Post Incident Care
Many people involved in disaster situations may feel affected by their experiences for a long time after the event, it is therefore important to provide support to these individuals wherever possible.
If you have been involved in a major incident or event, you may find the following guidance helpful. It has been compiled by The Department of Health, using expert clinical advice to document the likely psychological effects of exposure to the trauma of a major incident.
The guidance has been designed to help people cope with their feelings in the immediate aftermath of a major incident and to assist them in deciding whether and when to seek further help.
Coping with the Aftermath of an Emergency: Department of Health Guidance After an incident
Often, major events make us feel that that life is unfair and unsafe. But, looking back afterwards and despite our feelings and problems at the time, it is clear that most people do cope well and recover without long-term problems.
What you have seen and heard is likely to have an effect on you, even if you have not been injured. Coping can be difficult. Everyone is different and each person has his or her own feelings afterwards.
What has happened can cause strong feelings, but, usually, they settle in time.
How you might be affected
Major events are shocking and some of them can be overwhelming. After any major event, it is normal to have feelings and other experiences that may continue for some weeks.
People who are directly involved or who lose loved ones are the people who are likely to be most affected. However, witnesses, friends and relatives may have reactions too.
Immediately afterwards, you might feel:
- Stunned, dazed or numb, cut off from what is going on around you
- Unable to accept what has happened
- That it hasn't really happened

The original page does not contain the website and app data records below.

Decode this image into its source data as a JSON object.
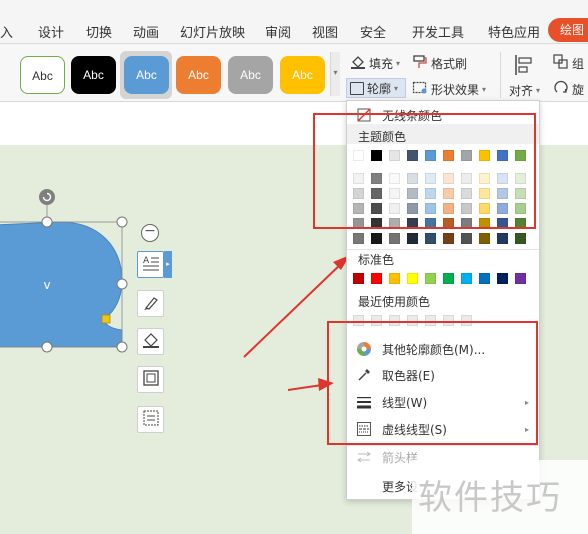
{
  "tabs": [
    "入",
    "设计",
    "切换",
    "动画",
    "幻灯片放映",
    "审阅",
    "视图",
    "安全",
    "开发工具",
    "特色应用",
    "绘图"
  ],
  "ribbon": {
    "style_label": "Abc",
    "fill": "填充",
    "format_brush": "格式刷",
    "outline": "轮廓",
    "shape_effect": "形状效果",
    "align": "对齐",
    "group": "组",
    "rotate": "旋"
  },
  "shape": {
    "text": "v"
  },
  "menu": {
    "no_line_color": "无线条颜色",
    "theme_colors": "主题颜色",
    "standard_colors": "标准色",
    "recent_colors": "最近使用颜色",
    "more_colors": "其他轮廓颜色(M)...",
    "eyedropper": "取色器(E)",
    "line_style": "线型(W)",
    "dash_style": "虚线线型(S)",
    "arrow_style": "箭头样",
    "more_settings": "更多设"
  },
  "watermark": "软件技巧",
  "colors": {
    "accent": "#e8502a",
    "highlight_box": "#e0352f",
    "shape_fill": "#5b9bd5",
    "slide_bg": "#e4eddc",
    "theme_row": [
      "#ffffff",
      "#000000",
      "#e7e6e6",
      "#44546a",
      "#5b9bd5",
      "#ed7d31",
      "#a5a5a5",
      "#ffc000",
      "#4472c4",
      "#70ad47"
    ],
    "standard_row": [
      "#c00000",
      "#ff0000",
      "#ffc000",
      "#ffff00",
      "#92d050",
      "#00b050",
      "#00b0f0",
      "#0070c0",
      "#002060",
      "#7030a0"
    ]
  }
}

Usually, these feelings fade and others may take their place in the hours or days afterwards. In the following few weeks, you might experience:
- Tears and sadness
- Numbness or dreaminess
- Unpleasant memories about the event
- Problems with your concentration
- Difficulties with your memory
- Difficulties with sleeping, nightmares and tiredness
- Feeling less confident or, sometimes, helpless
- Reduced energy
- Feeling angry or irritable
- Reduced appetite
- Guilt about the incident
- Headaches and other aches and pains
- Feelings of reluctance to discuss the event or you wish to talk about it all the time
- Wanting to avoid people, places or activities that remind you of the event (and this might include travelling on public transport)
- Elation about surviving
Children and young people are as likely to be affected as adults and they may have similar experiences. Often, they become unsettled and more aggressive or fearful and it is usual for them to be more clingy and demanding. Also, they may 're-play' the event in their games. These reactions are understandable and, usually, reduce gradually over time. Parents can help their children by providing both information and reassurance. Like adults, children cope surprisingly well in the longer-term.
What can I do that's helpful?
- Take each day at a time
- Do things that make you feel safe and secure
- Be patient with yourself; it may can take weeks or months to feel that you and your
life are back to normal
- Try to re-establish your usual routines such as going to work or school
- Spend time with family, friends, and others who may be able to help you through this difficult time
- Give reassurance to children to help them to feel safe and to talk about their fears and worries
- Take good care of yourself physically; eat well, exercise regularly, reduce alcohol and drug use and get enough sleep
- Talk it over when you are ready, but, don't worry if you get upset or cry while you think or talk about what happened
- Take extra care; after a major incident or event, people are more likely to have accidents
What isn't helpful?
Bottling up your feelings isn't helpful; let yourself talk when you feel ready.
Alcohol and drugs; while they can numb your feelings, they can also stop you from coming to terms with what has happened or cause more problems later.
Do I need professional help?
Most people who have encountered a major incident find that they get better over time. However, if you are still having difficulties after a month, you might need some help.
The same advice applies to your children; they, too, may benefit from help if their feelings and behaviour are a worry to you a month after the event. It is helpful to seek advice if this is the case. Going to school may be very helpful to children and young people because it re-establishes routines and brings them into contact with friends.
What professional help can I expect?
Advice, help, and treatment aimed at those of all ages to come to terms with an event, by talking about their feelings and learning to cope better. Sometimes, medication is helpful.
Where do I find help?
Speak to your family doctor or contact NHS none emergency 111 Service (dial 111 on your phone)
Other support groups and caring organisations you may find helpful include:
The Samaritans - Offers a 24-hour helpline for those in crisis. Tel: 08457 909090 http://www.samaritans.org.uk/
Cruse - Bereavement Care - Offers counselling, advice and support throughout the UK . Tel: 0870 167 1677 (Monday - Friday 9.30am - 5pm) http://www.crusebereavementcare.org.uk/
Disaster Action - Provides support and guidance to those people who are affected by disasters. Tel: 01483 799 066 http://www.disasteraction.org.uk/
Assist Trauma Care - Offers telephone counselling and support to individuals and families in the aftermath of trauma. Tel: 01788 560800 (Helpline).